A question from Patrick in Poland:
When we compare the words with ‘g’ i.e. finger and fringe, each word has its ‘g’ pronounced differently. Is it rule governed? How do we know how to pronounce ‘g’?
Trudi Faulkner-Petrova answers
Click below to hear the answer:
Hello Patrick, you’ve given me a difficult question to answer because there is a rule about pronouncing ‘g’ but, typically with the English language, there are many exceptions to this rule!
The pronunciation of ‘g’ generally (but not always) depends on the letter that follows it. The general rule is this: if the letter after ‘g’ is ‘e’, ‘i’ or ‘y’, the pronunciation is a ‘soft g’ as in ‘fringe’. Some examples of words with the soft ‘g’ are:
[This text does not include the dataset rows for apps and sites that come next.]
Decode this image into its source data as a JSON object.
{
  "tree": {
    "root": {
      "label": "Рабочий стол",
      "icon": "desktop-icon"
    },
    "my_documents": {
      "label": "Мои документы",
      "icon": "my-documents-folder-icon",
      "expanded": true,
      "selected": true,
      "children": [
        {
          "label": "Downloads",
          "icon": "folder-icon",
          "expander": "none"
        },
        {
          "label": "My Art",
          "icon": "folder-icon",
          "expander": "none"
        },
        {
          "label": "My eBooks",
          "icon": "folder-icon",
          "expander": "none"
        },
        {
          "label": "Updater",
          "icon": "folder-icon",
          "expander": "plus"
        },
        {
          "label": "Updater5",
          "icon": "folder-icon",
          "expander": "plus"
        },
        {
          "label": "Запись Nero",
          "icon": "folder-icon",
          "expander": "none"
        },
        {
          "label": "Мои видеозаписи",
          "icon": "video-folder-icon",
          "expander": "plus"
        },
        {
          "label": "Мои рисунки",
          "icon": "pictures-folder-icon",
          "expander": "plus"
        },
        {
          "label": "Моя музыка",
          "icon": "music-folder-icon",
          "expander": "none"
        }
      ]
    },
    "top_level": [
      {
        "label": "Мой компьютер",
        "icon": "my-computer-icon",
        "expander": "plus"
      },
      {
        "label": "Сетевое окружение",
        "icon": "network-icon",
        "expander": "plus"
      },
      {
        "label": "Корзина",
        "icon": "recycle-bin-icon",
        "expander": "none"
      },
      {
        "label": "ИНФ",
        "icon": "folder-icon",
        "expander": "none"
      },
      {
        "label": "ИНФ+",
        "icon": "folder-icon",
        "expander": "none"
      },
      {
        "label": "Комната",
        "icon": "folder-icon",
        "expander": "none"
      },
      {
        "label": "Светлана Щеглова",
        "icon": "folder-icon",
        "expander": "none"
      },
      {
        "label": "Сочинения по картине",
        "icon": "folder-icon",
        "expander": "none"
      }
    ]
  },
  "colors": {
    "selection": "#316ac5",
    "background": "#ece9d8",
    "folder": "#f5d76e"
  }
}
general, giant, gymnastics, large, energy and change.
Any other letter that follows requires a ‘hard’ pronunciation of ‘g’ as in ‘progress’ and some more examples are:
golf, pig, great, grasp and gum.
A bit of extra info for you: if a word derives from German, it’s usually a hard ‘g’, and if it is a Latin or French derivative, it’s a soft ‘g’.
So can you think of a word which has two g’s and uses both rules? That’d be ‘language’! And ‘garage’ and ‘gigantic’ too. However, as I mentioned before, there are many irregularities. Words like ‘get’ and ‘give’ break the rule which is unfortunate for learners of English. What I’d suggest is making a note of exceptions to help you remember them, so here are a few exceptions to ‘get’ you started:
tiger, gift, girl and gear.
About Trudi Faulkner-Petrova
Trudi Faulkner-Petrova has a BA (Hons) in English, Bsc. in Psychology and Cert.TESOL. She has been teaching EFL, EAP and Business English in international schools, businesses and universities in Beijing over the last 10 years. Currently, she is a freelance tutor for ESOL, English Literature, SAT/TOEFL preparation and also works for the British Council as an IELTS and BULATS examiner. She is in the final year of studies for an Msc. in Psychology.